target <- 0.80 # target (desired) power

design <- c("2x2x2", "2x2x4", "2x3x3") # guess…

n.per <- as.integer(substr(design, 5, 5))

expl <- data.frame(design = design, n = NA, treatments = NA)

for (j in seq_along(design)) {

expl[j, 2] <- sampleN.TOST(CV = CV, theta0 = theta0, design = design[j],

targetpower = target, print = FALSE)[["Sample size"]]

expl[j, 3] <- sprintf("%.0f ", expl[j, 2] * n.per[j])

}

fmt <- paste0("Sample sizes and number of treatments for assumed CV = %.3g ",

"and T/R-ratio = %.3g,\npowered for at least %.0f%% ",

"and evaluation for Average Bioequivalence (ABE).\n")

cat(sprintf(fmt, CV, theta0, 100 * target)); print(expl, row.names = FALSE)

Gives:

`Sample sizes and number of treatments for assumed CV = 0.25 and T/R-ratio = 0.95,`

powered for at least 80% and evaluation for Average Bioequivalence (ABE).

design n treatments

2x2x2 28 56

2x2x4 14 56

2x3x3 21 63

Keep the potentially larger number of dropouts in replicate designs in mind (see

this article).

❝ We understand that widening criteria will be applied only to Cmax if we observe Swr > 0.294 or else conventional BE criteria will be applied.

Almost. For the EMA the decision is

*not* based on \(\small{s_\text{wR}}\) (like for the FDA) but on \(\small{CV_\text{wR}}\), where for reference-scaling \(\small{s_\text{wR}=\sqrt{\log_e(CV_\text{wR}+1)}}\).

- If > 30%:
- Reference-scaling by Average Bioequivalence with Expanding Limits (ABEL)

- Upper cap of scaling at \(\small{CV_\text{wR}=50\%}\) (maximum expansion 69.84–143.19%)

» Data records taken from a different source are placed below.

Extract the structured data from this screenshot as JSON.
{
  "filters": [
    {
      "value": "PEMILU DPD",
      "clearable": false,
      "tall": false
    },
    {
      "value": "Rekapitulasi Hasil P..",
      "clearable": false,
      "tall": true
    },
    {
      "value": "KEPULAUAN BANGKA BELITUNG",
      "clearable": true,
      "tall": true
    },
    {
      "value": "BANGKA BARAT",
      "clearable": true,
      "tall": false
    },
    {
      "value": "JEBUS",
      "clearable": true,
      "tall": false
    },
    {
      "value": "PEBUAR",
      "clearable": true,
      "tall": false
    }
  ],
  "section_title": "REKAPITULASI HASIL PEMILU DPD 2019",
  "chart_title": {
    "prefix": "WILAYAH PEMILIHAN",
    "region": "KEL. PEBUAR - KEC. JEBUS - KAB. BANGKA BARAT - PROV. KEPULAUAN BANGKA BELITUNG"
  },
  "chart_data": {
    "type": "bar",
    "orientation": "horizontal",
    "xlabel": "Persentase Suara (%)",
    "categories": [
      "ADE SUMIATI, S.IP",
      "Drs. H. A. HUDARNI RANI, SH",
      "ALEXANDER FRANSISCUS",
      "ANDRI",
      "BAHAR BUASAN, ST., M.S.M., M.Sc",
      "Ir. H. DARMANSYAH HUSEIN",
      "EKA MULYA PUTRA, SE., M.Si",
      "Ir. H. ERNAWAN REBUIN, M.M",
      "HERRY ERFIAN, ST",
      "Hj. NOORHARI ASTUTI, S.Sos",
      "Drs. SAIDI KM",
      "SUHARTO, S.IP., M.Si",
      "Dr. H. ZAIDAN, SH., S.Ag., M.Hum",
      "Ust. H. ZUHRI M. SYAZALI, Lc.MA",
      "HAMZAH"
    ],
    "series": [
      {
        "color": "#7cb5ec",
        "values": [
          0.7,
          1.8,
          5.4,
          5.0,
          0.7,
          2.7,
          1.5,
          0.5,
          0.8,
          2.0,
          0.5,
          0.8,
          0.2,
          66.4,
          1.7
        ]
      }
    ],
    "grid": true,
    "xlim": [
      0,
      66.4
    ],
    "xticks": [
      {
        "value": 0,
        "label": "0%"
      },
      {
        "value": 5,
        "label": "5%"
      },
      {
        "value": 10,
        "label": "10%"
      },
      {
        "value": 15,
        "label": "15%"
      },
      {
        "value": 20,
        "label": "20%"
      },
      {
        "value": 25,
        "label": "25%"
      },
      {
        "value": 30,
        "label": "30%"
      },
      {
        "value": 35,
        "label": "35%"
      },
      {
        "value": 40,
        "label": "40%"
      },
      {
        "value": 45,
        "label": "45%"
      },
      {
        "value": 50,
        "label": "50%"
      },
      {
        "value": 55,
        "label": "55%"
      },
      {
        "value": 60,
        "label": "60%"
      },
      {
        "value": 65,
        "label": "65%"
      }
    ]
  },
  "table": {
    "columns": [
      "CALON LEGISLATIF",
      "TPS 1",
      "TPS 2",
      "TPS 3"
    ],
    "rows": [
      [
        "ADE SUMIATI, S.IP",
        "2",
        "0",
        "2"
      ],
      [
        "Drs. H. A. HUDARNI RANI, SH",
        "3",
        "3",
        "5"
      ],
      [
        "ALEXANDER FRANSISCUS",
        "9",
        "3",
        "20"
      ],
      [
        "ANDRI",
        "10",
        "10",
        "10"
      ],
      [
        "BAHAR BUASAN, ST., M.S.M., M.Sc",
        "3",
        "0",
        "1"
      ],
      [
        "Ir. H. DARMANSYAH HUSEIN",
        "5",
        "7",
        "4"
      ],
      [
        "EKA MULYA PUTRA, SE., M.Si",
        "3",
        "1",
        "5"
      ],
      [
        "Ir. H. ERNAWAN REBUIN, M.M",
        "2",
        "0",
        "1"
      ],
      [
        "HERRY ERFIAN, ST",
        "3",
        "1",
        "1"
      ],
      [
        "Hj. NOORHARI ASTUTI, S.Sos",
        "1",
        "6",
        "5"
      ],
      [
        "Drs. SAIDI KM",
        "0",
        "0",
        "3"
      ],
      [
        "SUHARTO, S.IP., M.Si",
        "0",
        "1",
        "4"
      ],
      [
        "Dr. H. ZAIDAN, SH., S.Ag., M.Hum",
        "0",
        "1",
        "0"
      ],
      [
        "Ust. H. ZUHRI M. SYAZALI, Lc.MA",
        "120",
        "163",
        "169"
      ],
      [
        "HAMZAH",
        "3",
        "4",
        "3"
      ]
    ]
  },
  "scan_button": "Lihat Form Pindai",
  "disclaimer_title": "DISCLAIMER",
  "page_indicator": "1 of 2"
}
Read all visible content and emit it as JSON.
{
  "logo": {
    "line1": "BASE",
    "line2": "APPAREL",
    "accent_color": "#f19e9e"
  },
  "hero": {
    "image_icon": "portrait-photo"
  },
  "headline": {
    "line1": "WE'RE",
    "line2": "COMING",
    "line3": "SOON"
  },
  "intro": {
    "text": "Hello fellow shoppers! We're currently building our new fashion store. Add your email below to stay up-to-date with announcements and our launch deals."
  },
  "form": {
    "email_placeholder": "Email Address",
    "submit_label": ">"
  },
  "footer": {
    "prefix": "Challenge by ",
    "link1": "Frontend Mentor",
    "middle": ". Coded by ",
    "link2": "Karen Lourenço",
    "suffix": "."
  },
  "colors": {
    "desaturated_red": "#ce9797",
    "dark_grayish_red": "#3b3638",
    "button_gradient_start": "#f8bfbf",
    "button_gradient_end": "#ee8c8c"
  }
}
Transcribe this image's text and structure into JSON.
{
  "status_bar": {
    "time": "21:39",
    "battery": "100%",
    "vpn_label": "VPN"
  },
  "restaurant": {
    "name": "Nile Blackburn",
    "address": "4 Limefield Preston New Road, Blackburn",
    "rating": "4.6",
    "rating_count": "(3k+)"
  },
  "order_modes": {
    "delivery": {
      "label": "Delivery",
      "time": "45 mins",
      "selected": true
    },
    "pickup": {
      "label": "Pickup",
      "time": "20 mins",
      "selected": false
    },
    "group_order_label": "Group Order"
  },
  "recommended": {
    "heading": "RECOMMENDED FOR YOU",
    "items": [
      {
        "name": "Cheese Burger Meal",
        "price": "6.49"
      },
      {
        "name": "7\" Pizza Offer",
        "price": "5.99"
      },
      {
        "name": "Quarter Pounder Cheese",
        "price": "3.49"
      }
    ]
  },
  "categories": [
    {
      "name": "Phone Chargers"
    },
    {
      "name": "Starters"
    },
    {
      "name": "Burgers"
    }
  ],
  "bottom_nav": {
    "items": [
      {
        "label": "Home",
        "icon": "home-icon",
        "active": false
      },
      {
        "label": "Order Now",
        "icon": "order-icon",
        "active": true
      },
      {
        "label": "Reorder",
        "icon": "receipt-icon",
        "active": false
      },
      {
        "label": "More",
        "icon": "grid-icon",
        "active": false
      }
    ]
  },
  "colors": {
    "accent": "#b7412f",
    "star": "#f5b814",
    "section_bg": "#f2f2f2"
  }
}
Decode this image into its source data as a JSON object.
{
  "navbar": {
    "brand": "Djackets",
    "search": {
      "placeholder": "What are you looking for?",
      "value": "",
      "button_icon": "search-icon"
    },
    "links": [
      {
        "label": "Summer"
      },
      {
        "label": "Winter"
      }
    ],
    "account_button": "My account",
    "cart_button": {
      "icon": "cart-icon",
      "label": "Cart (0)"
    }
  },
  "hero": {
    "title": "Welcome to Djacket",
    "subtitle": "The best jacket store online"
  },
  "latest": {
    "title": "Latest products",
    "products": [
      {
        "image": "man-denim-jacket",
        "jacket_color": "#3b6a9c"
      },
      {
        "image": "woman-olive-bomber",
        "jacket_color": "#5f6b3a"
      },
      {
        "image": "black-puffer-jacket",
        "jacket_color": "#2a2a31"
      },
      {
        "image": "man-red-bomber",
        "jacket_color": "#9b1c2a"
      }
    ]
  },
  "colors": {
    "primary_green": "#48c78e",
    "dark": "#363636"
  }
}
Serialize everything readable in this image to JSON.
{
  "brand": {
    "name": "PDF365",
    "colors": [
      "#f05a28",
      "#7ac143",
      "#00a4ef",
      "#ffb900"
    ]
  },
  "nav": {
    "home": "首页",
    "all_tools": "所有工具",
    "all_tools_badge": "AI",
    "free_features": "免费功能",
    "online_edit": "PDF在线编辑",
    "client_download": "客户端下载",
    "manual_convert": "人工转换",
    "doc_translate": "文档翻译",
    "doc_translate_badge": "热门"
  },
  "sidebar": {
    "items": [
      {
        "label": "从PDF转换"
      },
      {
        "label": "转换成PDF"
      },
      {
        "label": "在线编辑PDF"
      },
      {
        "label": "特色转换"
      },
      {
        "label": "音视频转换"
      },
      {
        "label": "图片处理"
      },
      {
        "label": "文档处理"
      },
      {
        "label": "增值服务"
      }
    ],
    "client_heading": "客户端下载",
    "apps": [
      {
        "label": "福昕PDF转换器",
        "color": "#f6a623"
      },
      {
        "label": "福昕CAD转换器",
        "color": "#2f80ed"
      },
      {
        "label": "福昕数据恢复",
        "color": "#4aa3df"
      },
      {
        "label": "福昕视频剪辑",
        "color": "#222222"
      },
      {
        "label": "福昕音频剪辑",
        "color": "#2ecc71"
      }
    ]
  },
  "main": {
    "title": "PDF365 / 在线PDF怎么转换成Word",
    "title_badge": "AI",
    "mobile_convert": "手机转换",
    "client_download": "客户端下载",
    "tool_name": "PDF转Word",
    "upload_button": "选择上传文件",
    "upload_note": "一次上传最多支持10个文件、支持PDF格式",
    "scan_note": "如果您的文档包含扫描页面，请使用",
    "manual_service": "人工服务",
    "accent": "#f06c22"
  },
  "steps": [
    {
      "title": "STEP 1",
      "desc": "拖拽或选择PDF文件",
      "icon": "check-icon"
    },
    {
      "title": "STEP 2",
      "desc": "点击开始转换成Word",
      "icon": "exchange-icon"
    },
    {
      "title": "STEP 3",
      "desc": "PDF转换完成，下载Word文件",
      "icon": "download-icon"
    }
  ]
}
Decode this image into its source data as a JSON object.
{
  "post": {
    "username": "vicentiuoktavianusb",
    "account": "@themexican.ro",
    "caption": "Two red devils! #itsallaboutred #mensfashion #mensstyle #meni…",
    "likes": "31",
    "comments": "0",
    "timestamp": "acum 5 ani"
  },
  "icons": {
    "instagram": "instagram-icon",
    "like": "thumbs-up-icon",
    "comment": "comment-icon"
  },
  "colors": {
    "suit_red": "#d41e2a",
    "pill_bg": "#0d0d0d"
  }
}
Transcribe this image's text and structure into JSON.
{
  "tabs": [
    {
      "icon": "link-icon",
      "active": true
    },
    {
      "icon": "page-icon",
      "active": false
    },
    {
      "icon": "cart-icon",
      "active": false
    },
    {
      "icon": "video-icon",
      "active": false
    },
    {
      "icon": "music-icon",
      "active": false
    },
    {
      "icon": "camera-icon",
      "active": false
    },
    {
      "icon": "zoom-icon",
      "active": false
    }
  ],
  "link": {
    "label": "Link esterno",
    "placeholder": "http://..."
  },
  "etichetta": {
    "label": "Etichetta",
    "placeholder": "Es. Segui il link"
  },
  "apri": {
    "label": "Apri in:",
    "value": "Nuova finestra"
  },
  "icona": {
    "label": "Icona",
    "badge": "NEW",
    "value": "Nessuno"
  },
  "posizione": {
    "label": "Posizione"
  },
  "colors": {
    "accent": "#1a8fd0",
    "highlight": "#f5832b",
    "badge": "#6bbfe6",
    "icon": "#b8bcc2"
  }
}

- 90% CI within expanded limits \(\small{\left\{L,U\right\}=\exp(\mp 0.76\cdot s_\text{wR})}\)

- Point estimate within 80.00–125.00%

- If ≤ 30%:
- ABE

- 90% CI within 80.00–125.00%

However, in order to apply ABEL you have to take into account whether

*“a wider difference in C*_{max} *is considered clinically irrelevant based on a sound clinical justification can be assessed with a widened acceptance range”*. I have some doubts whether

that can be provided for an anticancer drug.